Data listing.

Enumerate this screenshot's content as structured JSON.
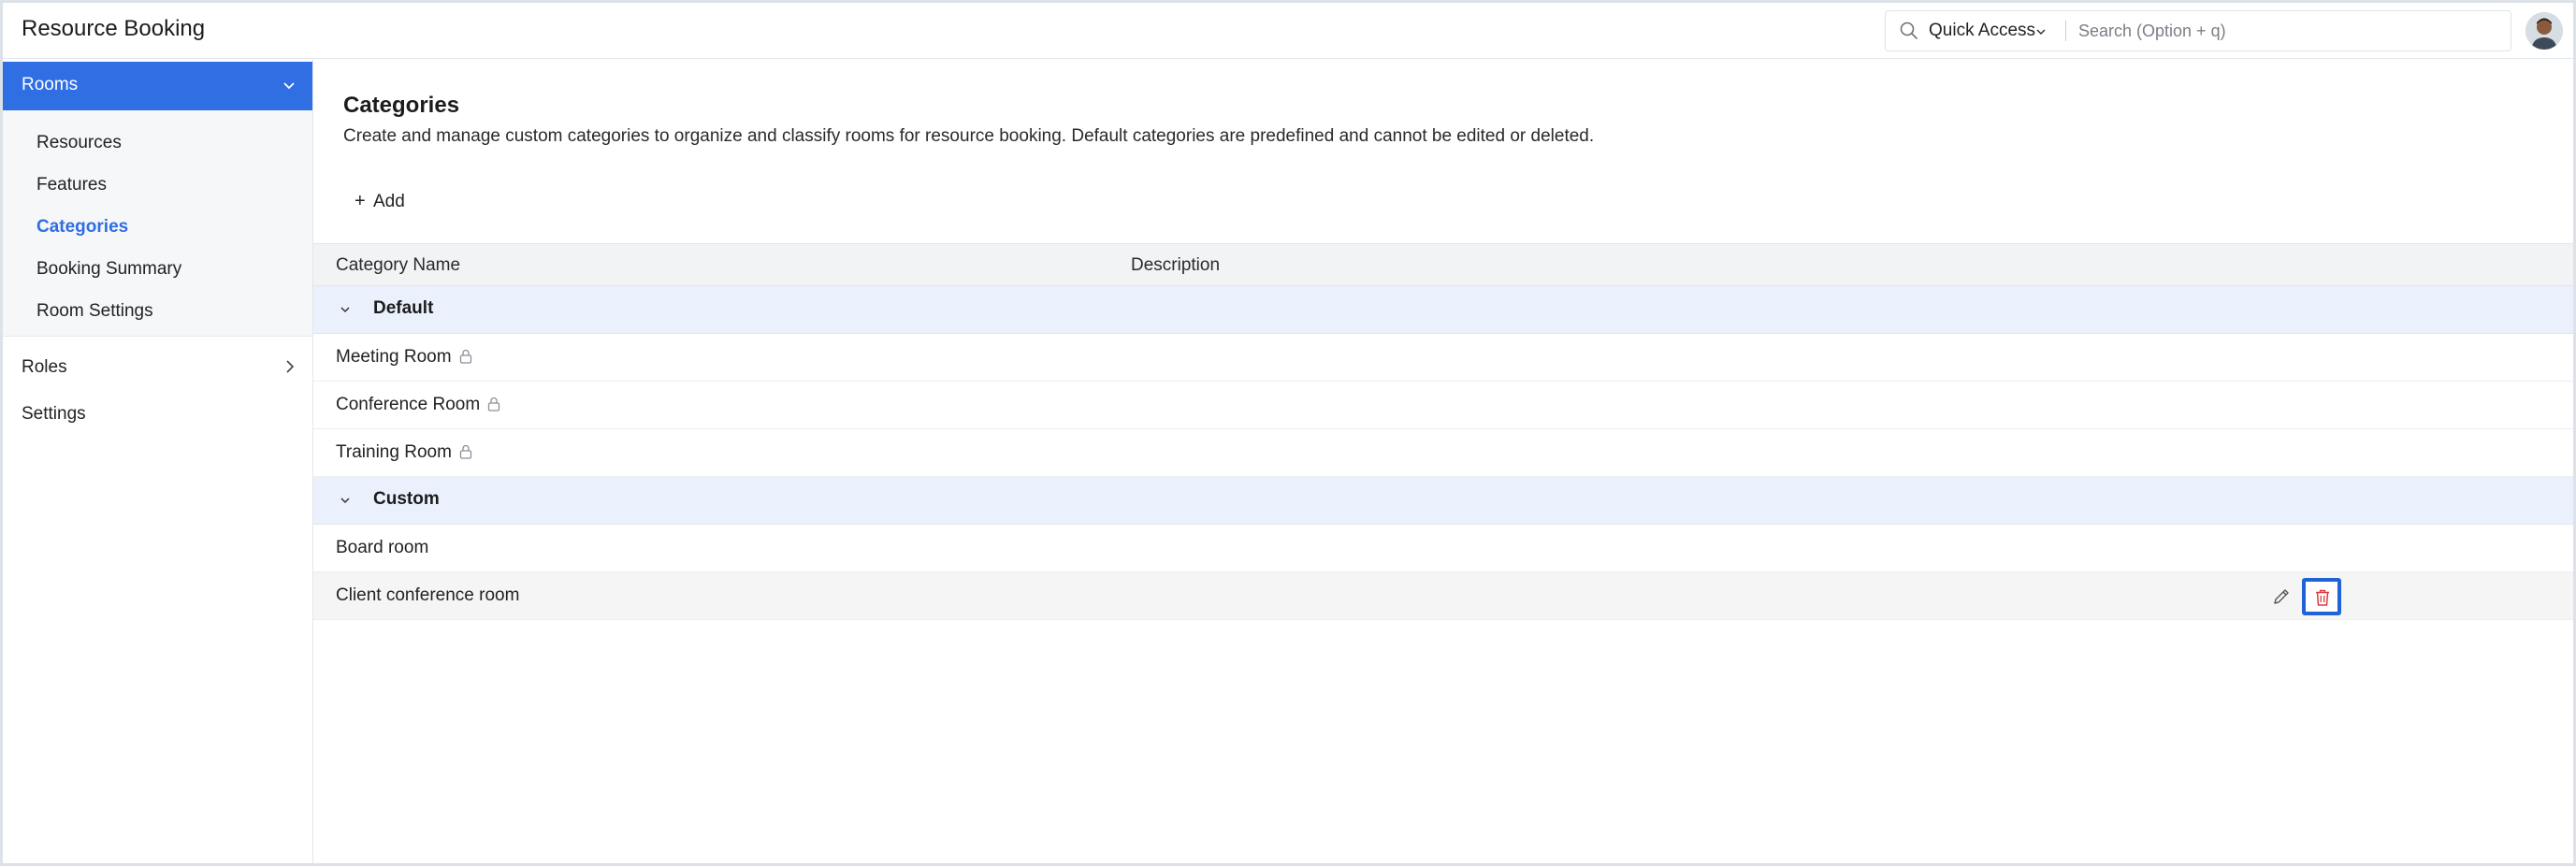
{
  "app": {
    "title": "Resource Booking"
  },
  "header": {
    "quick_access_label": "Quick Access",
    "search_placeholder": "Search (Option + q)"
  },
  "sidebar": {
    "active_section": "Rooms",
    "sub_items": [
      {
        "label": "Resources"
      },
      {
        "label": "Features"
      },
      {
        "label": "Categories",
        "active": true
      },
      {
        "label": "Booking Summary"
      },
      {
        "label": "Room Settings"
      }
    ],
    "items": [
      {
        "label": "Roles"
      },
      {
        "label": "Settings"
      }
    ]
  },
  "main": {
    "title": "Categories",
    "description": "Create and manage custom categories to organize and classify rooms for resource booking. Default categories are predefined and cannot be edited or deleted.",
    "add_label": "Add",
    "table": {
      "columns": [
        "Category Name",
        "Description"
      ],
      "groups": [
        {
          "label": "Default",
          "rows": [
            {
              "name": "Meeting Room",
              "description": "",
              "locked": true
            },
            {
              "name": "Conference Room",
              "description": "",
              "locked": true
            },
            {
              "name": "Training Room",
              "description": "",
              "locked": true
            }
          ]
        },
        {
          "label": "Custom",
          "rows": [
            {
              "name": "Board room",
              "description": "",
              "locked": false
            },
            {
              "name": "Client conference room",
              "description": "",
              "locked": false
            }
          ]
        }
      ]
    }
  },
  "colors": {
    "accent": "#2f6ee3",
    "group_row_bg": "#eaf1fc",
    "delete_icon": "#e0393e",
    "focus_border": "#1f63d6"
  },
  "icons": {
    "search": "search-icon",
    "chevron": "chevron-down-icon",
    "lock": "lock-icon",
    "edit": "pencil-icon",
    "delete": "trash-icon",
    "add": "plus-icon"
  }
}
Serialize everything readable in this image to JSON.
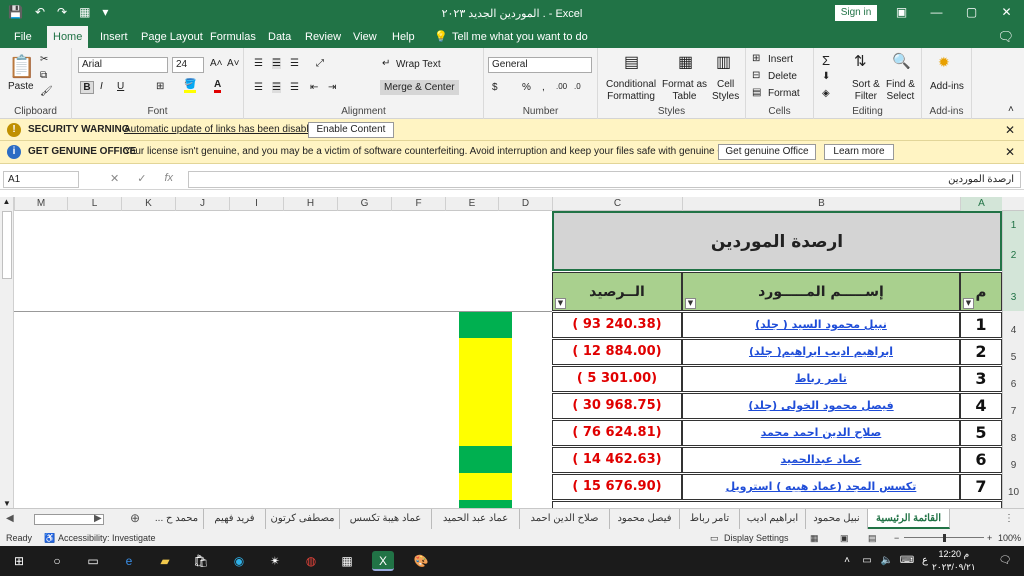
{
  "title": {
    "qat": [
      "💾",
      "↶",
      "↷",
      "▦",
      "▾"
    ],
    "document": "الموردين الجديد ٢٠٢٣ . - Excel",
    "sign_in": "Sign in",
    "buttons": [
      "▣",
      "—",
      "▢",
      "✕"
    ]
  },
  "tabs": [
    "File",
    "Home",
    "Insert",
    "Page Layout",
    "Formulas",
    "Data",
    "Review",
    "View",
    "Help"
  ],
  "tell_me": "Tell me what you want to do",
  "ribbon": {
    "clipboard": {
      "paste": "Paste",
      "label": "Clipboard"
    },
    "font": {
      "name": "Arial",
      "size": "24",
      "label": "Font",
      "bold": "B",
      "italic": "I",
      "underline": "U"
    },
    "alignment": {
      "wrap": "Wrap Text",
      "merge": "Merge & Center",
      "label": "Alignment"
    },
    "number": {
      "format": "General",
      "label": "Number",
      "currency": "$",
      "percent": "%",
      "comma": ","
    },
    "styles": {
      "cond": "Conditional",
      "cond2": "Formatting",
      "format_as": "Format as",
      "table": "Table",
      "cell": "Cell",
      "styles": "Styles",
      "label": "Styles"
    },
    "cells": {
      "insert": "Insert",
      "delete": "Delete",
      "format": "Format",
      "label": "Cells"
    },
    "editing": {
      "sort": "Sort &",
      "filter": "Filter",
      "find": "Find &",
      "select": "Select",
      "label": "Editing"
    },
    "addins": {
      "name": "Add-ins",
      "label": "Add-ins"
    }
  },
  "security": {
    "title": "SECURITY WARNING",
    "text": "Automatic update of links has been disabled",
    "button": "Enable Content"
  },
  "genuine": {
    "title": "GET GENUINE OFFICE",
    "text": "Your license isn't genuine, and you may be a victim of software counterfeiting. Avoid interruption and keep your files safe with genuine Office today.",
    "button1": "Get genuine Office",
    "button2": "Learn more"
  },
  "formula_bar": {
    "name_box": "A1",
    "content": "ارصدة الموردين"
  },
  "columns": [
    "M",
    "L",
    "K",
    "J",
    "I",
    "H",
    "G",
    "F",
    "E",
    "D",
    "C",
    "B",
    "A"
  ],
  "rows": [
    "1",
    "2",
    "3",
    "4",
    "5",
    "6",
    "7",
    "8",
    "9",
    "10"
  ],
  "sheet": {
    "title": "ارصدة الموردين",
    "hdr_num": "م",
    "hdr_name": "إســـــم المـــــورد",
    "hdr_bal": "الــرصيد",
    "data": [
      {
        "n": "1",
        "name": "نبيل محمود السيد ( جلد)",
        "bal": "( 93 240.38)"
      },
      {
        "n": "2",
        "name": "ابراهيم اديب ابراهيم( جلد)",
        "bal": "( 12 884.00)"
      },
      {
        "n": "3",
        "name": "تامر رباط",
        "bal": "( 5 301.00)"
      },
      {
        "n": "4",
        "name": "فيصل محمود الخولى (جلد)",
        "bal": "( 30 968.75)"
      },
      {
        "n": "5",
        "name": "صلاح الدين احمد محمد",
        "bal": "( 76 624.81)"
      },
      {
        "n": "6",
        "name": "عماد عبدالحميد",
        "bal": "( 14 462.63)"
      },
      {
        "n": "7",
        "name": "تكسس المجد (عماد هيبه ) استرويل",
        "bal": "( 15 676.90)"
      }
    ]
  },
  "sheet_tabs": [
    "القائمة الرئيسية",
    "نبيل محمود",
    "ابراهيم اديب",
    "تامر رباط",
    "فيصل محمود",
    "صلاح الدين احمد",
    "عماد عبد الحميد",
    "عماد هيبة تكسس",
    "مصطفى كرتون",
    "فريد فهيم",
    "محمد ح ..."
  ],
  "status": {
    "ready": "Ready",
    "accessibility": "Accessibility: Investigate",
    "display": "Display Settings",
    "zoom": "100%"
  },
  "taskbar": {
    "time": "12:20 م",
    "date": "٢٠٢٣/٠٩/٢١",
    "lang": "ع"
  },
  "colors": {
    "excel_green": "#217346",
    "header_green": "#a9d08e",
    "value_red": "#e00000",
    "name_blue": "#1f4dd8",
    "bar_green": "#00b050",
    "bar_yellow": "#ffff00"
  }
}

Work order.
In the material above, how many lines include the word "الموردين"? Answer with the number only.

Written solution.
3